== Segment start ==
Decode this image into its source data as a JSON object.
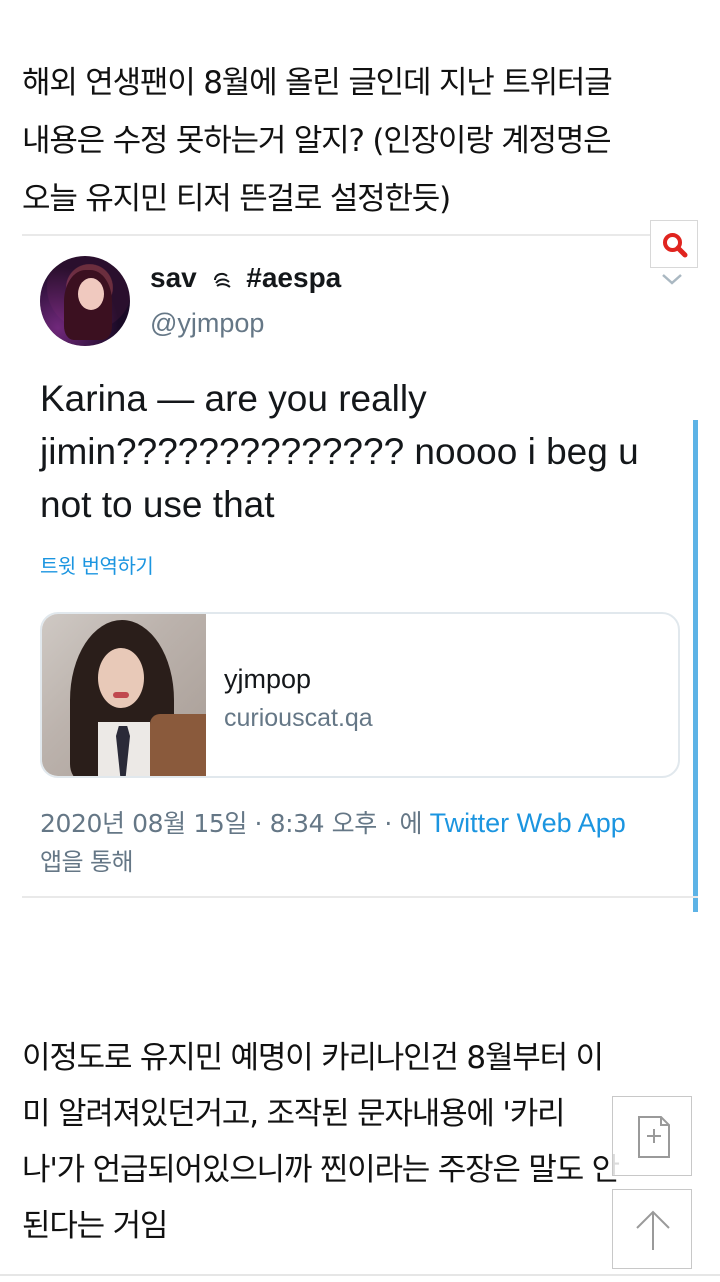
{
  "intro": {
    "lines": [
      "해외 연생팬이 8월에 올린 글인데 지난 트위터글",
      "내용은 수정 못하는거 알지? (인장이랑 계정명은",
      "오늘 유지민 티저 뜬걸로 설정한듯)"
    ]
  },
  "tweet": {
    "display_name": "sav",
    "tag": "#aespa",
    "handle": "@yjmpop",
    "text_lines": [
      "Karina — are you really",
      "jimin?????????????? noooo i beg u",
      "not to use that"
    ],
    "translate_label": "트윗 번역하기",
    "card": {
      "title": "yjmpop",
      "domain": "curiouscat.qa"
    },
    "meta": {
      "datetime": "2020년 08월 15일 · 8:34 오후 · 에 ",
      "app": "Twitter Web App",
      "suffix": "앱을 통해"
    }
  },
  "outro": {
    "lines": [
      "이정도로 유지민 예명이 카리나인건 8월부터 이",
      "미 알려져있던거고, 조작된 문자내용에 '카리",
      "나'가 언급되어있으니까 찐이라는 주장은 말도 안",
      "된다는 거임"
    ]
  },
  "icons": {
    "search": "search-icon",
    "chevron": "chevron-down-icon",
    "add_bookmark": "add-bookmark-icon",
    "scroll_top": "arrow-up-icon"
  },
  "colors": {
    "link": "#1b95e0",
    "muted": "#657786",
    "search_icon": "#e0241f",
    "scroll_indicator": "#5db3e6"
  }
}
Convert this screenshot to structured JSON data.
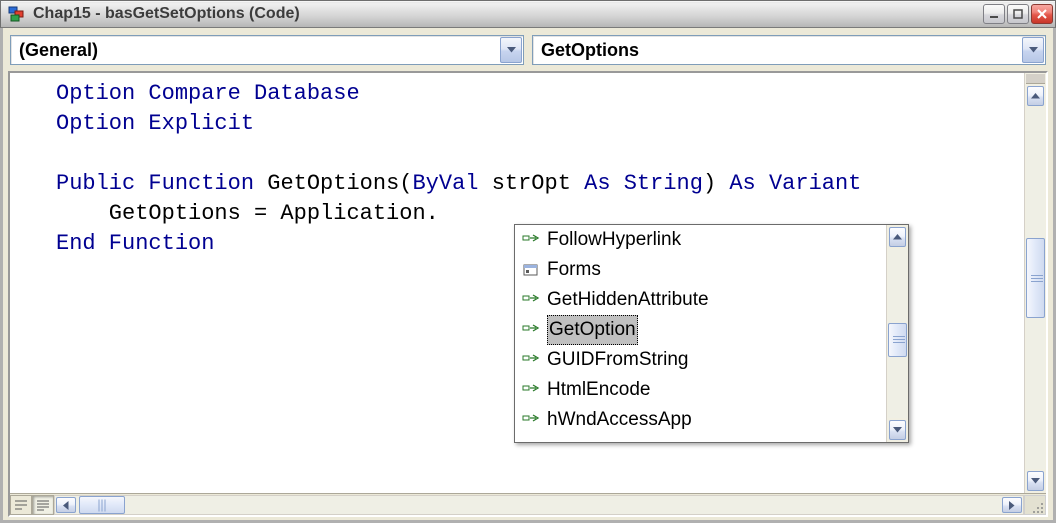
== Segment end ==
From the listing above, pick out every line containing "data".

Decode this image into its source data as a JSON object.
Convert this screenshot to structured JSON data.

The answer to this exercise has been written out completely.